Democratic Rep. Sharice Davids urged her Kansas GOP colleagues Tuesday to speak out against a Trump administration policy that will enable faith-based adoption services to turn away same-sex couples.
They won’t be heeding her advice.
Davids, the only Democrat in the Kansas delegation and one of nine LGBTQ members of Congress, sent a letter Tuesday asking Republican colleagues to use their relationships with President Donald Trump to help reverse the policy.
“As a member of the LGBTQ community myself, I cannot overstate the material harm this proposed rule would do. Preventing qualified, capable, and loving parents from fostering or adopting children in need of a home based on the parents’ sexual orientation or gender identity is cruel and baseless,” wrote Davids, the first LGBTQ person to represent Kansas at the federal level.
The Department of Health and Human Services released a proposed rule Friday that would roll back an Obama-era regulation barring discrimination on the basis of sexual orientation and gender identity.
All five Republican members of the state’s congressional delegation voiced support for the policy Tuesday after receiving Davids’ letter.
The new rule will enable groups receiving federal dollars through HHS, such as faith-based adoption services, to refuse to place children with same-sex couples without an impact on their federal funding. Kansas adopted a similar policy under former Gov. Jeff Colyer.
“Please speak out for LGBTQ Kansans and the thousands of Kansas children in foster care who will be harmed by this rule,” Davids told her colleagues.
It’s the first time the freshman has specifically asked the state’s Republicans to join her in opposing one of Trump’s policies.
Reps. Roger Marshall, Steve Watkins and Ron Estes issued a joint response Tuesday afternoon in support of the Trump administration’s decision to drop the Obama era rule.
“The proposed rule by HHS rolls back a radical left policy implemented in the closing days of the Obama administration. The rule will not prevent anyone from adopting children, but instead allows faith-based foster care and adoption services to continue to place children in homes with loving parents,” the Kansas Republicans wrote in a joint statement.
“The Trump administration is right to protect religious freedom and this rule is good news for Kansas children in foster care because it will allow more providers to participate in the system, rather than exclude providers based on deeply held religious beliefs. We applaud this rule as it will help more foster kids find loving homes and will keep the focus on the welfare of children, instead of proxy culture wars waged by radical left ideologues.”

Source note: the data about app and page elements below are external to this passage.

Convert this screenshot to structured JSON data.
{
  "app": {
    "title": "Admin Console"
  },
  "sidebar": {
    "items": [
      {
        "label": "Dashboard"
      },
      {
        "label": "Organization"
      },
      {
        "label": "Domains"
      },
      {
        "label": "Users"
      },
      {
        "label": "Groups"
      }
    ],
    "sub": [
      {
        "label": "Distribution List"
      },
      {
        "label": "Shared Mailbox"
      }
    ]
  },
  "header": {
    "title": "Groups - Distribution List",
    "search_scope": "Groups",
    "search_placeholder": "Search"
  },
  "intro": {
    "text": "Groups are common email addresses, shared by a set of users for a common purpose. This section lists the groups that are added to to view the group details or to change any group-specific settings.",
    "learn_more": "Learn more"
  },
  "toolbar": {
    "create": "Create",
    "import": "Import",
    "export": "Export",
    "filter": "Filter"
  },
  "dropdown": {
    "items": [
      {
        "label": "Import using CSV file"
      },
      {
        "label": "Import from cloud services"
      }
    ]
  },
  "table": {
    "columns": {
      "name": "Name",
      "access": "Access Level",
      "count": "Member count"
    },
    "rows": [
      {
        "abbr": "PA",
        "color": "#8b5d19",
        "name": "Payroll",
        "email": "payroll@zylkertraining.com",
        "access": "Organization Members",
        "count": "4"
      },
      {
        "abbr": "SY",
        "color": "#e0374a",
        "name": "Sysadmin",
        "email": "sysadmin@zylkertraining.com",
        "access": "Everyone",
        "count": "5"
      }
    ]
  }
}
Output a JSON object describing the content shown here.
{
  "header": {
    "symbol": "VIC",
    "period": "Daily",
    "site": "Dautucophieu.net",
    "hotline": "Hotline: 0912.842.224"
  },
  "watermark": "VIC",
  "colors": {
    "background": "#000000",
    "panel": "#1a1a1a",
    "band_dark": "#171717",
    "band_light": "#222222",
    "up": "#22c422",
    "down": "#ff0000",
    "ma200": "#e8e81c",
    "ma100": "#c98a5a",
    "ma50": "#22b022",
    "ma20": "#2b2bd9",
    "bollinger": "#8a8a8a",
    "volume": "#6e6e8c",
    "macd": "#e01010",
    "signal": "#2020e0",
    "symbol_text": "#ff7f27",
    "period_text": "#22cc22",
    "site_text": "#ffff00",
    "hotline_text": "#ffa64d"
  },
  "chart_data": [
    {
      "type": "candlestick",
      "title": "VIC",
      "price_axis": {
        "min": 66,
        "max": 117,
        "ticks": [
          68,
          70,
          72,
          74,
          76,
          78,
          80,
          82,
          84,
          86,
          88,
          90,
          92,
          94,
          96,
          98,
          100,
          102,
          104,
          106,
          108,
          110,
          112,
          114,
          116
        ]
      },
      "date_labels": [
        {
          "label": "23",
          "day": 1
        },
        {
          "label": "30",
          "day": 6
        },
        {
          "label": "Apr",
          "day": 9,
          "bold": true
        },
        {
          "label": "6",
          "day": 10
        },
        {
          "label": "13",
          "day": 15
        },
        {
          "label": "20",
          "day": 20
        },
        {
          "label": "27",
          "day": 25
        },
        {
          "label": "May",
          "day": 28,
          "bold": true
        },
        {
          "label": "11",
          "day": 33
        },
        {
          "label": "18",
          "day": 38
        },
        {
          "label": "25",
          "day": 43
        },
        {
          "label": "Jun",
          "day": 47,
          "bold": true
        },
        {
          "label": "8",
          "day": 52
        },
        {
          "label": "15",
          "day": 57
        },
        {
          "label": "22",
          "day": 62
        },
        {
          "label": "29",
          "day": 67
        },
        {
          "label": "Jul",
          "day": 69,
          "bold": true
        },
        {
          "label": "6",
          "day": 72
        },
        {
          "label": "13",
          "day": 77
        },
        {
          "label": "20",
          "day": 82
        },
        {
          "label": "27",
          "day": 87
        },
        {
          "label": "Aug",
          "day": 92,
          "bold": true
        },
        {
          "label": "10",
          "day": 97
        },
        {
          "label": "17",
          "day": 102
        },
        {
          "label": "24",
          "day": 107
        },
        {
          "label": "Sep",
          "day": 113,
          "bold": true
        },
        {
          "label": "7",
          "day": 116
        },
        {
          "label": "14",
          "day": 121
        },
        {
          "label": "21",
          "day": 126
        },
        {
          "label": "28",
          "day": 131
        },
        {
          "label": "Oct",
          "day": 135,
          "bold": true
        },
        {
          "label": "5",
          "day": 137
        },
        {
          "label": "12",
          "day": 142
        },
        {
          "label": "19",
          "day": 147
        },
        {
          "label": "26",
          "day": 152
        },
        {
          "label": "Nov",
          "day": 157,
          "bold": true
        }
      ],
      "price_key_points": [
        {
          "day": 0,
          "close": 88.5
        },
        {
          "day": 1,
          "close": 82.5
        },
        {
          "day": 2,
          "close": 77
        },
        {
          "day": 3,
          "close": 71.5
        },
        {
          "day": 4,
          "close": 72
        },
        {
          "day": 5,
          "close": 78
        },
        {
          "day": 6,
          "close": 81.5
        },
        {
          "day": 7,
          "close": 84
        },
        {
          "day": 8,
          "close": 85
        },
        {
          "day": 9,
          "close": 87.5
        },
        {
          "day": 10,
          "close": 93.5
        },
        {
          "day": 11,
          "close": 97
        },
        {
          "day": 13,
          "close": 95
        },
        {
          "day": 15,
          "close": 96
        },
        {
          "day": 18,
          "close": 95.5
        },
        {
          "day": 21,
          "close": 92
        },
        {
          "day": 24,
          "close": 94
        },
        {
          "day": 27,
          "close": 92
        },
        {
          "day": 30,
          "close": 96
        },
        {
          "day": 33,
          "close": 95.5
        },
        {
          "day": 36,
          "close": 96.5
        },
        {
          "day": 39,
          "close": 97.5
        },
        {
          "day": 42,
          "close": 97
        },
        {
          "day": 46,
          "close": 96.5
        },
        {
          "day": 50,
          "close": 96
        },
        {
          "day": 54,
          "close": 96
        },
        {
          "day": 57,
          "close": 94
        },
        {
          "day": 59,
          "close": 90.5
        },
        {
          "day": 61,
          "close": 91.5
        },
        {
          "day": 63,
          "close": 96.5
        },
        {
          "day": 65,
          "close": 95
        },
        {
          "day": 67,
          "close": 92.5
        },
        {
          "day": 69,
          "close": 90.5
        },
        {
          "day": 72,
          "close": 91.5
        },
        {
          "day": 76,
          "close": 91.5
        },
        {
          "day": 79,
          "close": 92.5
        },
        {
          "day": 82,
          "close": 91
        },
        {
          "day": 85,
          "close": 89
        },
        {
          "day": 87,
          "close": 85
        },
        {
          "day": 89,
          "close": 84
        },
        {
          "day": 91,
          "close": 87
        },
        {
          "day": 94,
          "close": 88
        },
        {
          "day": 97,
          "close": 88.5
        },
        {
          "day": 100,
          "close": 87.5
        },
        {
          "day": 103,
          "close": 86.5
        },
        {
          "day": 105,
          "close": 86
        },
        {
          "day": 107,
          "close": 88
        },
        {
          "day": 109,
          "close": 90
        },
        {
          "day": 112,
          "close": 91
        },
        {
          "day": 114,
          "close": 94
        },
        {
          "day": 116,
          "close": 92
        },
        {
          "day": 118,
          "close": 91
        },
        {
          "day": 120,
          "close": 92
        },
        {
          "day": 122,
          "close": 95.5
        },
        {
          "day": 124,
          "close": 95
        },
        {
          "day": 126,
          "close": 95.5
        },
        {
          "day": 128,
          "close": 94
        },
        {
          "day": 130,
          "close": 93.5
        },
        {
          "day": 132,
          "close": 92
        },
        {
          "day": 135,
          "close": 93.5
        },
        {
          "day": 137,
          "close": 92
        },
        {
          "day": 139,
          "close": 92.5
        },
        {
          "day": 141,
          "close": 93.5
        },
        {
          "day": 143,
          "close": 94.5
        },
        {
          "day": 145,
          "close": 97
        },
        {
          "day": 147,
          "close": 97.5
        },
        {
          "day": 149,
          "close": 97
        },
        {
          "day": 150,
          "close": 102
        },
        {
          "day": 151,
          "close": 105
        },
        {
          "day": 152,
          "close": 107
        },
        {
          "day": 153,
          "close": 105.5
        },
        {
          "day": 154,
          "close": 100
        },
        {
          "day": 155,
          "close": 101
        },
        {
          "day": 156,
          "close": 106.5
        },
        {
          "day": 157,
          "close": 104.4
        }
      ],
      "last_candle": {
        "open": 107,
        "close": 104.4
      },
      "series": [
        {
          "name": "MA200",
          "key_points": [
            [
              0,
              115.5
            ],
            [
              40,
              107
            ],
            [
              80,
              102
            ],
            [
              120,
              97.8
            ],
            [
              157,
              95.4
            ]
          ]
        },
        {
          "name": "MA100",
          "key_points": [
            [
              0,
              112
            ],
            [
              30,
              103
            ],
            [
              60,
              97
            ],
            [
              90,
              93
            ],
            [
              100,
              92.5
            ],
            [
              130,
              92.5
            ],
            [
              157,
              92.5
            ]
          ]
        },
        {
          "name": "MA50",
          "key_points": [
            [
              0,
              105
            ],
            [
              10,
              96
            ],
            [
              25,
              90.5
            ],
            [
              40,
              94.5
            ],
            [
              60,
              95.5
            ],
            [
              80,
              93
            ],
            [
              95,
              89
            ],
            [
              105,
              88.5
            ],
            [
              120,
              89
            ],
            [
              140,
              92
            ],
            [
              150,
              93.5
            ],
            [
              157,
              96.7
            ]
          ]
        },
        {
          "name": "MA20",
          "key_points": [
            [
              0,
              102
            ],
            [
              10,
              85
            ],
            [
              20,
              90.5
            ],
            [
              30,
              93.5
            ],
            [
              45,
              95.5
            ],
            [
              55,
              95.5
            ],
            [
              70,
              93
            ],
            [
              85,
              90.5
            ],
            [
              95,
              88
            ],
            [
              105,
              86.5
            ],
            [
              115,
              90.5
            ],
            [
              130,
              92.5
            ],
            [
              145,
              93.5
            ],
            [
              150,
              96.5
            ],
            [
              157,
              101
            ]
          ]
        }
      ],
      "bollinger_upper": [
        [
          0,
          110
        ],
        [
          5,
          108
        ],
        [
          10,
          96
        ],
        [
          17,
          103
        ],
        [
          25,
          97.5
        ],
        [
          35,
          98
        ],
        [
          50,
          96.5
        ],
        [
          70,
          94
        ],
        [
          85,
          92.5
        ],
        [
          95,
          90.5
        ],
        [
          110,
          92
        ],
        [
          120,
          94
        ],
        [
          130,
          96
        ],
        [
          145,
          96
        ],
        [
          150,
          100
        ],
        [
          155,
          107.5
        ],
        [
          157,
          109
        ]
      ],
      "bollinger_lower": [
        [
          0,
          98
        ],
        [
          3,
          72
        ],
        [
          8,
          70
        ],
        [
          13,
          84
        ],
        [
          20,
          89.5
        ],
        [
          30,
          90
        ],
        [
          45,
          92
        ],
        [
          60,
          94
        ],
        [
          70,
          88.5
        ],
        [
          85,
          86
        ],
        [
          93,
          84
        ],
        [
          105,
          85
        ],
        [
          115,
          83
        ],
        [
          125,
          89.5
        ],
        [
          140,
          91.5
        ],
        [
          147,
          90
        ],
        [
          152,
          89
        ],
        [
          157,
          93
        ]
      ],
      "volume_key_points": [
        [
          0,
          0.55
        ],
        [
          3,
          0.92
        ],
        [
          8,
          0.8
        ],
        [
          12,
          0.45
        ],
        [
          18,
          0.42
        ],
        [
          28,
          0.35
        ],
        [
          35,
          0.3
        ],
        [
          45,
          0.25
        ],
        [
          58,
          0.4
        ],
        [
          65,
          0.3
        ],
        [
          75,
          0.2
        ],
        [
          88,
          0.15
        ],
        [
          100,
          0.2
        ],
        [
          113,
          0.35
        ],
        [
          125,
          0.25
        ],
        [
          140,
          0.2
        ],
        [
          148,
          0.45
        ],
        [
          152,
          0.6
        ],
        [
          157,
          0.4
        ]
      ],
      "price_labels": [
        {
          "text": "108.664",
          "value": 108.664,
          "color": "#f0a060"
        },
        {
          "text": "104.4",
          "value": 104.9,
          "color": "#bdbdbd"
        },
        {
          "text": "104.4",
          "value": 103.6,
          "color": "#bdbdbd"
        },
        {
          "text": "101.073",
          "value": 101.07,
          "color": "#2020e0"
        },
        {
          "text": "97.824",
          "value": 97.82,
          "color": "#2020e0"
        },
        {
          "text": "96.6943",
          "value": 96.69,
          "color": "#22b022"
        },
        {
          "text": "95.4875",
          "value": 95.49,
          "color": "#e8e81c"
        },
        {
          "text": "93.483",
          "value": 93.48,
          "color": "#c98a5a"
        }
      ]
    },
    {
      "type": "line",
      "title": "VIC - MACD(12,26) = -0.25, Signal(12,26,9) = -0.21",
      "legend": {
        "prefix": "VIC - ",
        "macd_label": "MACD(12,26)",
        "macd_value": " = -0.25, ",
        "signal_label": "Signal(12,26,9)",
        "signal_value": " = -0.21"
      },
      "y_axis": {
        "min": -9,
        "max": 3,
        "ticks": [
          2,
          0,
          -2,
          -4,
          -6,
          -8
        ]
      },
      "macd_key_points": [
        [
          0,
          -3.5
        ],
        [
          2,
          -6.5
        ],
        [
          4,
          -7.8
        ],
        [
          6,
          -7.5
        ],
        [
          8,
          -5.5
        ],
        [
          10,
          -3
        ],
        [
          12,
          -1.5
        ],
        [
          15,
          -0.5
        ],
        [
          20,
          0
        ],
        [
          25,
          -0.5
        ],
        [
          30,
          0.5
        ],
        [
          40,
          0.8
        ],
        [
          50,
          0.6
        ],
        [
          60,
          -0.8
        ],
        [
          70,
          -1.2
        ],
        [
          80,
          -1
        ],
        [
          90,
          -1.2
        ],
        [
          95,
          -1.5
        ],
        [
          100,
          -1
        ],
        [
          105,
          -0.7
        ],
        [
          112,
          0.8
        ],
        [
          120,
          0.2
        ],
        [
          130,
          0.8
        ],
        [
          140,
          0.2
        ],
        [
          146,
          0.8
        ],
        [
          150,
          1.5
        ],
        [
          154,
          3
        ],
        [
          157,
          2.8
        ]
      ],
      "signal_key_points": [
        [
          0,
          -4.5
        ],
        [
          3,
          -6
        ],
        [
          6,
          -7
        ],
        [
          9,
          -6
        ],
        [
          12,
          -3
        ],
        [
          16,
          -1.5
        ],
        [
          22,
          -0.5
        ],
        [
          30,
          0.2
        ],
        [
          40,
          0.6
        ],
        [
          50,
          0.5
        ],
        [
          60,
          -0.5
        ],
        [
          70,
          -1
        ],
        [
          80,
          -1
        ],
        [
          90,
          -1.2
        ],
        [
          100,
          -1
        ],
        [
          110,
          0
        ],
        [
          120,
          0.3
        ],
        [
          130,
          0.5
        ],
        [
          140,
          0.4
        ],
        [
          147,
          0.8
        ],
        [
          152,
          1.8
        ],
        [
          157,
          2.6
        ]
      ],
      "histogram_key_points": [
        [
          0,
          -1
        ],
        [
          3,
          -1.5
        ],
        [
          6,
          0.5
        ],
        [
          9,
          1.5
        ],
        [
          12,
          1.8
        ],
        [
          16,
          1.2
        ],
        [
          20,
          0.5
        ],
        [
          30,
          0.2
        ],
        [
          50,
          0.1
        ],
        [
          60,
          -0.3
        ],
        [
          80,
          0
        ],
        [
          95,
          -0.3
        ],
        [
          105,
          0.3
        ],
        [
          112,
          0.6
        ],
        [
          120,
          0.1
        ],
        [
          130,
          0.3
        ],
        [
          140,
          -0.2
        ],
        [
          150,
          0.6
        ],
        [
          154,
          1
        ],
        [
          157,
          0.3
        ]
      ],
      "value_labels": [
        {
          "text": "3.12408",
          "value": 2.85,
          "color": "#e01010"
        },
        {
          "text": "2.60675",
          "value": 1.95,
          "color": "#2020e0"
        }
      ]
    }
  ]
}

The Trump administration’s rule would make HHS adhere to the federal anti-discrimination law, which does not include sexual orientation or gender identity as protected classes.
Davids is a co-sponsor of a bill that would add these categories to the law, which prohibits discrimination based on race and religion. The bill passed the Democratic-controlled House in May, but has not move forward in the GOP-controlled Senate.
Davids has also co-sponsored a bill that would ban anti-LGBTQ discrimination in adoption and foster care and provide state’s greater resources to serve LGBT youth in foster care.
“This funding comes from hardworking taxpayers, and it is unacceptable to allow those funds to be used for discrimination,” Davids wrote in her letter.
The proposed rule will undergo a 30-day public comment period upon its publication in the Federal Register.
Both of the states Republican senators issued statements in support of the Trump administration’s move, contending the change prevents discrimination against faith-based groups.
“I am against any type of discrimination. I strongly support religious freedom and am committed to the rule of law, as such I don’t believe the federal government should be in the business of regulating religion,” Roberts said in the statement.
Sen. Jerry Moran, R-Kansas, said in a statement that it should be a priority to permit as many adoption agencies as possible to operate.
“By forcing faith-based organizations to follow government regulations instead of their beliefs, it would result in fewer agencies working to fulfill that goal. Under the Administration’s rule, same-sex couples, single parents and all eligible to adopt may continue to do so through accommodating agencies,” Moran said.
Kansas Gov. Laura Kelly, a Democrat, said in a statement Tuesday afternoon that the proposed rule would be detrimental to Kansas kids and praised Davids for speaking out on it. But the governor’s statement did not say whether Kelly’s administration planned to seek a repeal of the state law, adopted under GOP predecessor, which enables faith-based groups to refuse same-sex couples without an impact on their state funding.
The Kansas Catholic Conference, one of the main group that advocated for the Kansas law, applauded the Trump administration’s decision to pursue a similar policy.
Tom Witt, the spokesman for Equality Kansas, the state’s leading LGBTQ rights group, said the reversal of the Obama policy represents a broken promise from Trump, who pledged to protect gay rights as a presidential candidate in 2016.
“For nearly two decades, we have endured ongoing state-level attacks on our efforts to protect LGBTQ Kansans from discrimination. We’re now seeing the same tactics at the federal level, where the Trump administration and its far‑right allies are removing what little protections we have,” Witt said in an email. “Not only that, but they are actively incentivizing discrimination with the very tax dollars we pay.”